====== Material supplied ======

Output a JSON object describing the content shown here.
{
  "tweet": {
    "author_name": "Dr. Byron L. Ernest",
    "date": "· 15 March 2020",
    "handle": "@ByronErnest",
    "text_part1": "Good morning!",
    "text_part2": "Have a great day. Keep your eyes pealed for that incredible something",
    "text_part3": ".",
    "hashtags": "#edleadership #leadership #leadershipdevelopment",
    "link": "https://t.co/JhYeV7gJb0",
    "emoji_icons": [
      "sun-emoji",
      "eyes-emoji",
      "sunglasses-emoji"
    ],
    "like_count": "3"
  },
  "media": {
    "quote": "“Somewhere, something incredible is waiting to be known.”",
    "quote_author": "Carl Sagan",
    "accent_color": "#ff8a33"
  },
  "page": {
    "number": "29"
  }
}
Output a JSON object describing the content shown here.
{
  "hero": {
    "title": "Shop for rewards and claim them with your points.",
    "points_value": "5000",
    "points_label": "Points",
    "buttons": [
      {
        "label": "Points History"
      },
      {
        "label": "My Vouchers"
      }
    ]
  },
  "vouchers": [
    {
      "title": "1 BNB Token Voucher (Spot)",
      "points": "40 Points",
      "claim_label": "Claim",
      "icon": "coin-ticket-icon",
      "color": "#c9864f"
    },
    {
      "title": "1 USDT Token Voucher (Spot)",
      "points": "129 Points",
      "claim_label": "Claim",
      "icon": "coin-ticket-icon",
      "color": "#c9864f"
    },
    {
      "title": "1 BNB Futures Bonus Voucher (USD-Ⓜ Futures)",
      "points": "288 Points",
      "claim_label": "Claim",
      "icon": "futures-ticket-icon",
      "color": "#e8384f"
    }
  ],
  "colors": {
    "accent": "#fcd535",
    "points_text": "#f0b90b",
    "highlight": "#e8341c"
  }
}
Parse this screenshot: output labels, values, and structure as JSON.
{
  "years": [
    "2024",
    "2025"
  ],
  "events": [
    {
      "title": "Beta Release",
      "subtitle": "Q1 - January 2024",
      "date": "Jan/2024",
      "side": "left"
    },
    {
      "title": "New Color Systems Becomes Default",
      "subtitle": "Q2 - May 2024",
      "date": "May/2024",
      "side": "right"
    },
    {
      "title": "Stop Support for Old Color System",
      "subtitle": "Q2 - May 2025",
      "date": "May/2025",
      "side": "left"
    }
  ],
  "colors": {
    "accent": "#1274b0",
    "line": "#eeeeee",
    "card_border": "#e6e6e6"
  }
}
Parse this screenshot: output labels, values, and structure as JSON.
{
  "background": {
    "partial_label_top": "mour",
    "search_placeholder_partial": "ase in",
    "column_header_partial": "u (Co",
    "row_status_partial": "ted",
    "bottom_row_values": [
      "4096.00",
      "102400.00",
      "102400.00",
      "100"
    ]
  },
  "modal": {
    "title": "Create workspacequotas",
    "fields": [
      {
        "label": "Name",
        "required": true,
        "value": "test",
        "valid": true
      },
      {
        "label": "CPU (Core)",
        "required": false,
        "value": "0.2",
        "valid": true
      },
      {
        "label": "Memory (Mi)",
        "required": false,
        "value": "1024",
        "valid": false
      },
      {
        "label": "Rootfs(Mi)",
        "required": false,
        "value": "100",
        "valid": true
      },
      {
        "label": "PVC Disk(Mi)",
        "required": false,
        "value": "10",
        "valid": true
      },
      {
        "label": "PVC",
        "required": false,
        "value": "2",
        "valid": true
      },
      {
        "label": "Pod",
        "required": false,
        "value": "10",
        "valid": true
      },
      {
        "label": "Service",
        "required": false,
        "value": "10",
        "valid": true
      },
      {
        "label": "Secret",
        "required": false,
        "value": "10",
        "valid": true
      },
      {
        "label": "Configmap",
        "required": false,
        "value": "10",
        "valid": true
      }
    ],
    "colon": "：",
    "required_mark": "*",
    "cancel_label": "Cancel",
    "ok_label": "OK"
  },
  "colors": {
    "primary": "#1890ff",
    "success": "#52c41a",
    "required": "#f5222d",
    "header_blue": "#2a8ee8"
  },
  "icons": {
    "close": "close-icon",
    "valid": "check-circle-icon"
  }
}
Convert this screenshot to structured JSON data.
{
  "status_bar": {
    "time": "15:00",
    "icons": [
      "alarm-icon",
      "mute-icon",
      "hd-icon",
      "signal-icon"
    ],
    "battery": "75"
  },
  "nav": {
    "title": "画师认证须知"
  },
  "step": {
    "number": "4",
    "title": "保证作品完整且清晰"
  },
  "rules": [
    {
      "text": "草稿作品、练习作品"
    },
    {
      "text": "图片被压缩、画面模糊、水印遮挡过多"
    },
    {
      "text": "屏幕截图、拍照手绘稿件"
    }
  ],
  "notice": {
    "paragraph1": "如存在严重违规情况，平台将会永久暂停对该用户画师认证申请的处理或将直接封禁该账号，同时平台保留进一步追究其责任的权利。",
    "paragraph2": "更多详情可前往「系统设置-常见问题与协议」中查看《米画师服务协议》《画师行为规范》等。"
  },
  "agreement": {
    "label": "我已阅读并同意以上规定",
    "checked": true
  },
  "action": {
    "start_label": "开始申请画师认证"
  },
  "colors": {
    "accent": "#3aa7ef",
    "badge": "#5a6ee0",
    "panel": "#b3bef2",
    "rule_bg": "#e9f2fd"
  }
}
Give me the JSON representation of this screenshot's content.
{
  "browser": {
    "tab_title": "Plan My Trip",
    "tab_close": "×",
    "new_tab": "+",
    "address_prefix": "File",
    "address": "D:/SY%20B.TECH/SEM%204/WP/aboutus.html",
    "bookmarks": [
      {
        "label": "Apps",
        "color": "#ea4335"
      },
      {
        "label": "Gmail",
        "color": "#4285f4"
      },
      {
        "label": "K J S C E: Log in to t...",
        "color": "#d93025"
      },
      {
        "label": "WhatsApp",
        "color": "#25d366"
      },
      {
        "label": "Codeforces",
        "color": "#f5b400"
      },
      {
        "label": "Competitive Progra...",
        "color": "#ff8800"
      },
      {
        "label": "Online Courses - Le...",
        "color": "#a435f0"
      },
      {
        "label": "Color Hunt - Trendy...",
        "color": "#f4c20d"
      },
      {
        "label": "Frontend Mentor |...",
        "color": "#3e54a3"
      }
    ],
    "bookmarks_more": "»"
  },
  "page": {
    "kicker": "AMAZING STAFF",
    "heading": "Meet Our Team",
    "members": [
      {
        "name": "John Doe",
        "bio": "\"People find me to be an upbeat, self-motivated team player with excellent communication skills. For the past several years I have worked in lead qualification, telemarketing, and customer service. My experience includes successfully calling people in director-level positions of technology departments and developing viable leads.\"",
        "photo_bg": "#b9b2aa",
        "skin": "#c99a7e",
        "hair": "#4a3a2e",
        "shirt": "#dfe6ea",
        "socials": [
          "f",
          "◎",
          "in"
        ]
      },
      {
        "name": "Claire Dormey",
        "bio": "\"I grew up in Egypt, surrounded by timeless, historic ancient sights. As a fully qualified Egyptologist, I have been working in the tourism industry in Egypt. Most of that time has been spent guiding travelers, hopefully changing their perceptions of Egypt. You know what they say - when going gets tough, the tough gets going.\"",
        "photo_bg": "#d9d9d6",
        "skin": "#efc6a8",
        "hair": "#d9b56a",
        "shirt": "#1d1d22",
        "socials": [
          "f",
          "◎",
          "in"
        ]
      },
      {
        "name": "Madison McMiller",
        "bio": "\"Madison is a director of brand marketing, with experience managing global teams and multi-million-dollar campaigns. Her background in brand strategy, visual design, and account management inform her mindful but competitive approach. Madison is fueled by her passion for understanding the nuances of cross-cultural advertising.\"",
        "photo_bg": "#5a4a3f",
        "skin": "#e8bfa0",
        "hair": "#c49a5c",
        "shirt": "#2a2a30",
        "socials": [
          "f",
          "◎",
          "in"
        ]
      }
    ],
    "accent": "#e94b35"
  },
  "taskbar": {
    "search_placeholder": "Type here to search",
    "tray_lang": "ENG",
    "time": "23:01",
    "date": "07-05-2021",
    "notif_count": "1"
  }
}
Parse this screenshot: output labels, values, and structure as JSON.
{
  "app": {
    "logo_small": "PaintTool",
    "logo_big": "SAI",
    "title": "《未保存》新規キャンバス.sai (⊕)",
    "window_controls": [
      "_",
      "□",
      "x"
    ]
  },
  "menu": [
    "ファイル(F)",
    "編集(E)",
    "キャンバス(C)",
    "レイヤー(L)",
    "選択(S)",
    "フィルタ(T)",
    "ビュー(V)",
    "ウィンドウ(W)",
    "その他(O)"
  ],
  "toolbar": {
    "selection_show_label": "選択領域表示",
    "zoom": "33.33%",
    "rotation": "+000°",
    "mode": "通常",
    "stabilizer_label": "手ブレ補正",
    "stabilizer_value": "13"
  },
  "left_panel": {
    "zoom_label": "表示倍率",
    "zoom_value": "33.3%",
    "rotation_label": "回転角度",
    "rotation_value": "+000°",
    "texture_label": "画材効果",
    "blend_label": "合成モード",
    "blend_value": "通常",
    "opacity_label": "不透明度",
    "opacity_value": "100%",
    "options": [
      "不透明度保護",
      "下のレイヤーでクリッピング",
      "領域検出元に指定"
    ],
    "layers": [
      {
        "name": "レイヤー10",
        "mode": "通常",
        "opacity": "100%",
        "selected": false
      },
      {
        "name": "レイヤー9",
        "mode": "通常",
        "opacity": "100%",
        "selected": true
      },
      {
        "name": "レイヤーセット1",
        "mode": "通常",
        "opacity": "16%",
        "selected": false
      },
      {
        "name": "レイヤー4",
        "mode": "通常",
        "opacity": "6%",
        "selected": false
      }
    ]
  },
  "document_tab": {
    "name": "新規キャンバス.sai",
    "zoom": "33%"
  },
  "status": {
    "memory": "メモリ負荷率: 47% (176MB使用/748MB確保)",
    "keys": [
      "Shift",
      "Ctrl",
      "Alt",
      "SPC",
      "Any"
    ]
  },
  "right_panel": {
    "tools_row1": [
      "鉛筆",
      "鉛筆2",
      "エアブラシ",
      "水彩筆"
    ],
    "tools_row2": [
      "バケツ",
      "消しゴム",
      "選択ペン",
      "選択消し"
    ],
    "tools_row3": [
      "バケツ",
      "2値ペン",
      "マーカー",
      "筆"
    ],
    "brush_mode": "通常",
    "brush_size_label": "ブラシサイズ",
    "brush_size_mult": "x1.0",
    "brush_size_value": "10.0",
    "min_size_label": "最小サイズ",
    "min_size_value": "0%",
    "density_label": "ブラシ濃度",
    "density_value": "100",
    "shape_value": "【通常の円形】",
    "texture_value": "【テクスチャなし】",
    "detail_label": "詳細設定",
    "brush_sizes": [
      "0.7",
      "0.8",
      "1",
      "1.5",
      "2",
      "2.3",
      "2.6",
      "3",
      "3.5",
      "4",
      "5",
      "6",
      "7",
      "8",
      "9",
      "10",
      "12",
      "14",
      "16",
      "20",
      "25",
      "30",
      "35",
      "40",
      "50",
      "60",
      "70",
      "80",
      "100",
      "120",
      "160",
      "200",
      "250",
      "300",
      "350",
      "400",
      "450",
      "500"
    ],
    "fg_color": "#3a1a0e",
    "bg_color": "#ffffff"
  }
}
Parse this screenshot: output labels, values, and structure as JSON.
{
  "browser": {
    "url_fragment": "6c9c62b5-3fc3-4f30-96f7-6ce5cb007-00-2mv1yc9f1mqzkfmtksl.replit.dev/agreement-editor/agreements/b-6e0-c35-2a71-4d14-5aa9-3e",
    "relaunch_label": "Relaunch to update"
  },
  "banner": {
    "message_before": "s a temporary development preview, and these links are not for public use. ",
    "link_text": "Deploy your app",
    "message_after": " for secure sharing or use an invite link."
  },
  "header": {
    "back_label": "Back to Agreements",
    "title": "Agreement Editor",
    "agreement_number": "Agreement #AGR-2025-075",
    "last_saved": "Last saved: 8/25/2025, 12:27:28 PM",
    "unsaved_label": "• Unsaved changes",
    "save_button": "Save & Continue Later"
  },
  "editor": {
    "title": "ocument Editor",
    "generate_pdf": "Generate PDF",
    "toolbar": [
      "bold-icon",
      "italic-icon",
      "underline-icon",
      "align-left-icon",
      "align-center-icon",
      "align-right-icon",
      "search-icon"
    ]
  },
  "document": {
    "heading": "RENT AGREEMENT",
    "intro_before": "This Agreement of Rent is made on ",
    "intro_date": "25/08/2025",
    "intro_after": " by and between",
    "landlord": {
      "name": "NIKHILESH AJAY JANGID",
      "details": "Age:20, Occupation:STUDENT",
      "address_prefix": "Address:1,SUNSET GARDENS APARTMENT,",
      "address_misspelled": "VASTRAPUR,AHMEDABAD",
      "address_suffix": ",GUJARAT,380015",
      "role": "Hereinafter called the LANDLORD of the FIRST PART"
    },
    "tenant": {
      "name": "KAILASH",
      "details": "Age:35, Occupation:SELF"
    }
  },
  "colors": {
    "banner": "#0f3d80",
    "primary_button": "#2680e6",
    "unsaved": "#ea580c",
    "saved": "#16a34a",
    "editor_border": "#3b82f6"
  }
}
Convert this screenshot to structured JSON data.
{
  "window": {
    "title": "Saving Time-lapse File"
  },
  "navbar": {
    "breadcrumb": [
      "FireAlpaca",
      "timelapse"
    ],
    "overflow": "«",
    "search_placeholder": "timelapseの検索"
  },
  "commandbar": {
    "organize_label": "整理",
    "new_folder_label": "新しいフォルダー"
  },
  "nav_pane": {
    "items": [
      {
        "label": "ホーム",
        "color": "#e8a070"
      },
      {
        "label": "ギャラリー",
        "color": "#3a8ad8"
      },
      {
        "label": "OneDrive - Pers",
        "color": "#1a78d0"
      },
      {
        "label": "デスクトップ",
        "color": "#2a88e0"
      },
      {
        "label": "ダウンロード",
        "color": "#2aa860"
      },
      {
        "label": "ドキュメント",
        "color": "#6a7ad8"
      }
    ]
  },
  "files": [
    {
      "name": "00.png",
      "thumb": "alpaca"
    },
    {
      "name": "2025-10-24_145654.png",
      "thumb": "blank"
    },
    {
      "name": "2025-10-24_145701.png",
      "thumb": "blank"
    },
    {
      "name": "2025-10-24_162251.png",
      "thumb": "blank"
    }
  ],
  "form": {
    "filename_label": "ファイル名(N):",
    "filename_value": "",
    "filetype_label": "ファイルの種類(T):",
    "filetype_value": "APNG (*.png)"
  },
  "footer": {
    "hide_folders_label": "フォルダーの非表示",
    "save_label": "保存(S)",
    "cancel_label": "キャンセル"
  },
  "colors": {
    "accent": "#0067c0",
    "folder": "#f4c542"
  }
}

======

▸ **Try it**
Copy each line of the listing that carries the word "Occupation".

▸ **Result for this task**
      "details": "Age:20, Occupation:STUDENT",
      "details": "Age:35, Occupation:SELF"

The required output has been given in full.